 [****1]  Bank of New York Mellon, Formerly Known as The Bank of New York, as Trustee for the Certificateholders CWALT, Inc., Alternative Loan Trust 2007-24, Mortgage Pass-Through Certificates, Series 2007-24, Respondent, v Dushaun Gordon, Appellant, et al., Defendants. (Index No. 15788/12)

Prior History: Appeal from an order of the Supreme Court, Nassau County (Thomas A. Adams, J.), entered on August 7, 2015, in an action to foreclose a mortgage. The order, insofar as appealed from, upon a decision of that court dated July 23, 2015, (1) granted those branches of plaintiff's motion which were for summary judgment on the complaint insofar as asserted against defendant Dushaun Gordon and dismissing the affirmative defenses and counterclaims asserted by that defendant, and to appoint a referee to compute the amount due, and (2), in effect, denied defendant Dushaun Gordon's cross motion pursuant to CPLR 3211 and 3212 to dismiss the complaint insofar as asserted against him or, in the alternative, to compel disclosure, in effect, pursuant to CPLR 3124, and for leave to enter a default judgment on his cross claims asserted against defendant Mortgage Electronic Registration Systems, Inc.

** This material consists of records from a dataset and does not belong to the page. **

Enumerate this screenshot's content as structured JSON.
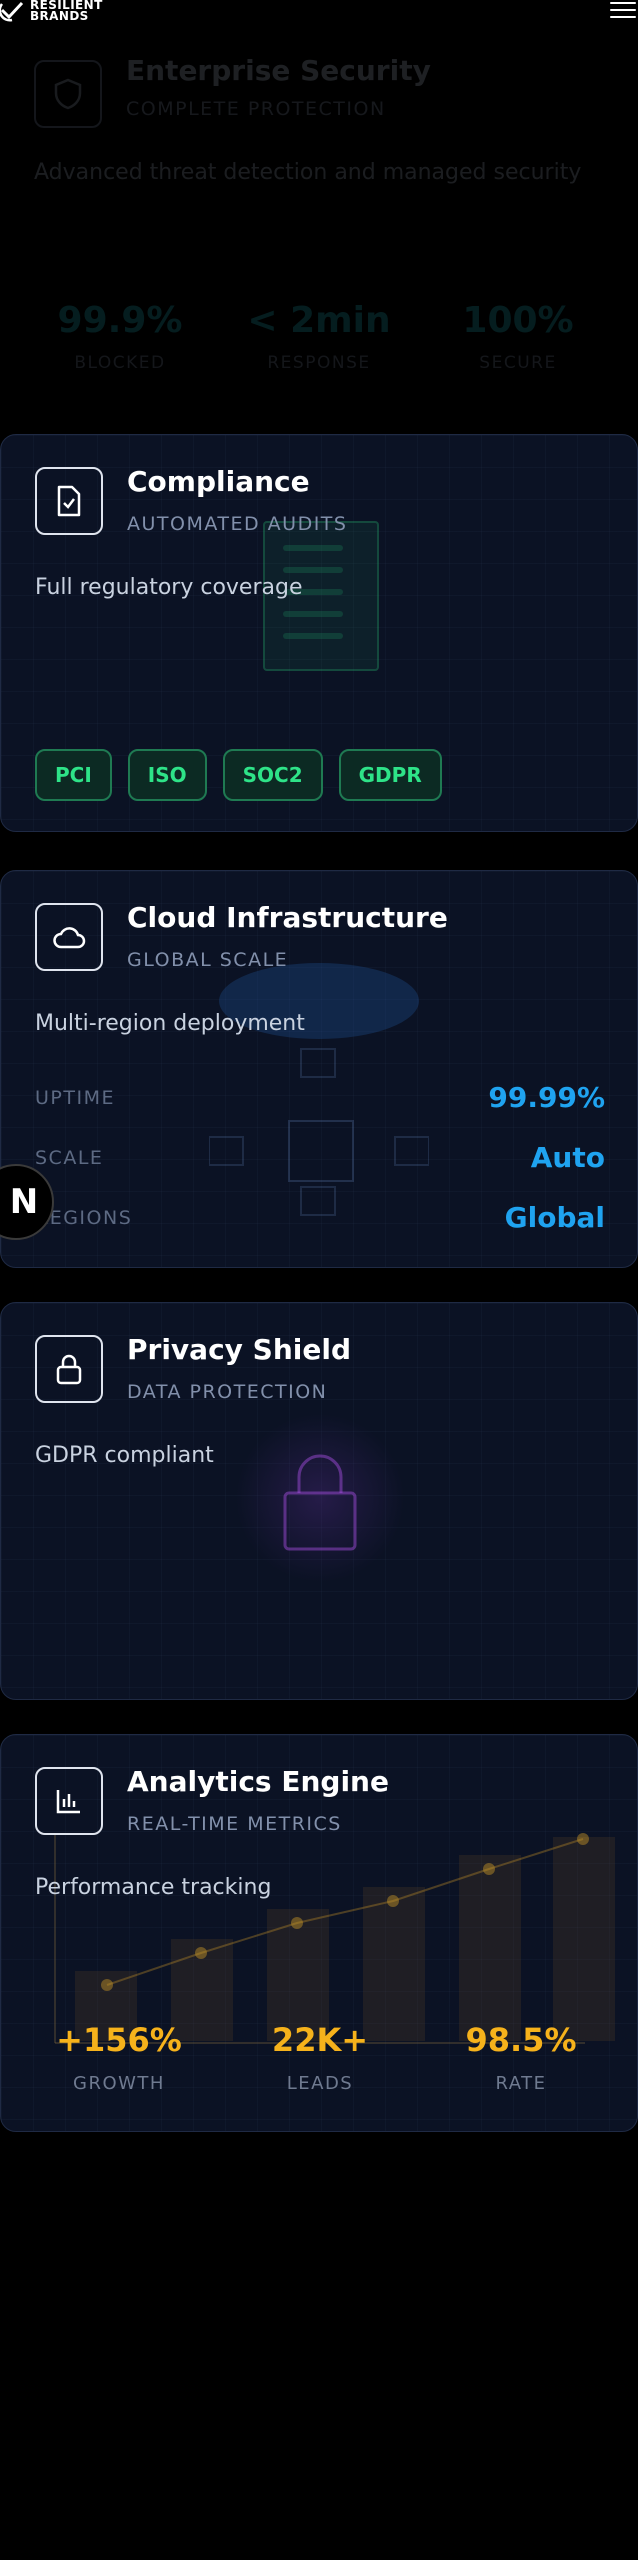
{
  "header": {
    "logo_line1": "RESILIENT",
    "logo_line2": "BRANDS",
    "menu_icon": "hamburger-menu-icon"
  },
  "cards": {
    "security": {
      "title": "Enterprise Security",
      "subtitle": "COMPLETE PROTECTION",
      "description": "Advanced threat detection and managed security",
      "icon": "shield-icon",
      "stats": [
        {
          "value": "99.9%",
          "label": "BLOCKED"
        },
        {
          "value": "< 2min",
          "label": "RESPONSE"
        },
        {
          "value": "100%",
          "label": "SECURE"
        }
      ]
    },
    "compliance": {
      "title": "Compliance",
      "subtitle": "AUTOMATED AUDITS",
      "description": "Full regulatory coverage",
      "icon": "document-check-icon",
      "tags": [
        "PCI",
        "ISO",
        "SOC2",
        "GDPR"
      ]
    },
    "cloud": {
      "title": "Cloud Infrastructure",
      "subtitle": "GLOBAL SCALE",
      "description": "Multi-region deployment",
      "icon": "cloud-icon",
      "metrics": [
        {
          "label": "UPTIME",
          "value": "99.99%"
        },
        {
          "label": "SCALE",
          "value": "Auto"
        },
        {
          "label": "REGIONS",
          "value": "Global"
        }
      ]
    },
    "privacy": {
      "title": "Privacy Shield",
      "subtitle": "DATA PROTECTION",
      "description": "GDPR compliant",
      "icon": "lock-icon"
    },
    "analytics": {
      "title": "Analytics Engine",
      "subtitle": "REAL-TIME METRICS",
      "description": "Performance tracking",
      "icon": "bar-chart-icon",
      "stats": [
        {
          "value": "+156%",
          "label": "GROWTH"
        },
        {
          "value": "22K+",
          "label": "LEADS"
        },
        {
          "value": "98.5%",
          "label": "RATE"
        }
      ]
    }
  },
  "dev_badge": {
    "letter": "N"
  },
  "colors": {
    "accent_green": "#2ee388",
    "accent_blue": "#1fa3f0",
    "accent_gold": "#f6b21b",
    "accent_teal": "#21b6c2",
    "card_bg": "#0b1224"
  }
}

CORE TERMS

business record, records, default, summary judgment, affirmative defense, practices, cross motion, mortgage, personal knowledge, hearsay, compel disclosure, cross claim, see people, record-keeping, documents, contends, modified, summary judgment motion, issue of standing, proper foundation, original note, prima facie, circumstances, demonstrating, regular, routine, entity, triable issue of fact, foreclosure action, amount due

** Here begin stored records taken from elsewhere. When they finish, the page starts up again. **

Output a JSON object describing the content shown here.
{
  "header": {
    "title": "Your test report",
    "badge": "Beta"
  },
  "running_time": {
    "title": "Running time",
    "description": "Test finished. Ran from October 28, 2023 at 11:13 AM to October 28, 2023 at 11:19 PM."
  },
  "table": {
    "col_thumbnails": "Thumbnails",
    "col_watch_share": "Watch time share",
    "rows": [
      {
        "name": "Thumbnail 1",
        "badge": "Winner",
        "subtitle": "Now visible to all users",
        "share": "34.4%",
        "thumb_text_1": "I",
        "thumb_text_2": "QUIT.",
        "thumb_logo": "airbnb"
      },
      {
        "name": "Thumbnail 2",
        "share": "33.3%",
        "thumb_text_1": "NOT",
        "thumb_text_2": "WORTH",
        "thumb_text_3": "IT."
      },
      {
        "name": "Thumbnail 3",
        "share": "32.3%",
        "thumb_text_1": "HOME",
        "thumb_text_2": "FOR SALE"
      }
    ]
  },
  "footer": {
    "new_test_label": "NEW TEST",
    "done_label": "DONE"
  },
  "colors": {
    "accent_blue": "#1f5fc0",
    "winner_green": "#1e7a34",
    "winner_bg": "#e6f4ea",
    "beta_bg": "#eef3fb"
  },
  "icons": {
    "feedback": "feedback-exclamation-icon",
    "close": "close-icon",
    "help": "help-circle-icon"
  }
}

Civil Procedure, Judgments, Summary Judgment, Entitlement as Matter of Law, Burdens of Proof, Movant Persuasion & Proof, Supporting Materials, Nonmovant Persuasion & Proof, Evidentiary Considerations, Appeals, Summary Judgment Review, Appealability, Evidence, Hearsay, Rule Components, Truth of Matter Asserted, Responses, Defenses, Demurrers & Objections, Affirmative Defenses, Preliminary Considerations, Justiciability, Standing, Standing, Burdens of Proof, Real Property Law, Financing, Foreclosures, Judicial Foreclosures, Exceptions, Business Records, Normal Course of Business, Testimony, Lay Witnesses, Personal Knowledge, Types of Evidence, Judicial Admissions, Pleadings